━━━ Input records

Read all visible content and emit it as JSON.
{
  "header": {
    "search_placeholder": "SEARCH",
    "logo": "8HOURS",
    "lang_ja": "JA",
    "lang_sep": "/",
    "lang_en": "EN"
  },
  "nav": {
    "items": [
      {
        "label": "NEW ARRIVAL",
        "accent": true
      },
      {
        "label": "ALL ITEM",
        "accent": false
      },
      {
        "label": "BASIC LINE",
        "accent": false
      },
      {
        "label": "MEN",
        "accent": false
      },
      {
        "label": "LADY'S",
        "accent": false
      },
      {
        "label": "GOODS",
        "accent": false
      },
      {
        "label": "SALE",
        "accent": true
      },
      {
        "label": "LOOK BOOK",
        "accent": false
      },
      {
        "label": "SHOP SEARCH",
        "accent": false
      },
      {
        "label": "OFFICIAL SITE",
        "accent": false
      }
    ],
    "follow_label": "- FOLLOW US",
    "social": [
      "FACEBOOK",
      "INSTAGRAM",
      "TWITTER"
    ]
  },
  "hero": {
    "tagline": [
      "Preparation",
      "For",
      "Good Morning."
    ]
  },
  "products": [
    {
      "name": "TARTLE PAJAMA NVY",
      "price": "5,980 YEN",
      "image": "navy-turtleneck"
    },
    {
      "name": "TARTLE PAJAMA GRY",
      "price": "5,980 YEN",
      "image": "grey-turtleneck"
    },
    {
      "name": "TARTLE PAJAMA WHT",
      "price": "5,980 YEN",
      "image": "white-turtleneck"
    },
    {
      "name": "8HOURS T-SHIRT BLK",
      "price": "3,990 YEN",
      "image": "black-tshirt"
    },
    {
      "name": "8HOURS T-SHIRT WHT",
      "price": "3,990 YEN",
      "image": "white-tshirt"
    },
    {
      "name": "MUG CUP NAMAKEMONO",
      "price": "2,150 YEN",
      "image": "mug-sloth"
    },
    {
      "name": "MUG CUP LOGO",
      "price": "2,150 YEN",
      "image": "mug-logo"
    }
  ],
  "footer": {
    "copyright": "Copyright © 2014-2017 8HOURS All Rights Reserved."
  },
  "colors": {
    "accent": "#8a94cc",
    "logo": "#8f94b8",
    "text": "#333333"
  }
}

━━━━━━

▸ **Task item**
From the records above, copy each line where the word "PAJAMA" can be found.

▸ **Task output**
      "name": "TARTLE PAJAMA NVY",
      "name": "TARTLE PAJAMA GRY",
      "name": "TARTLE PAJAMA WHT",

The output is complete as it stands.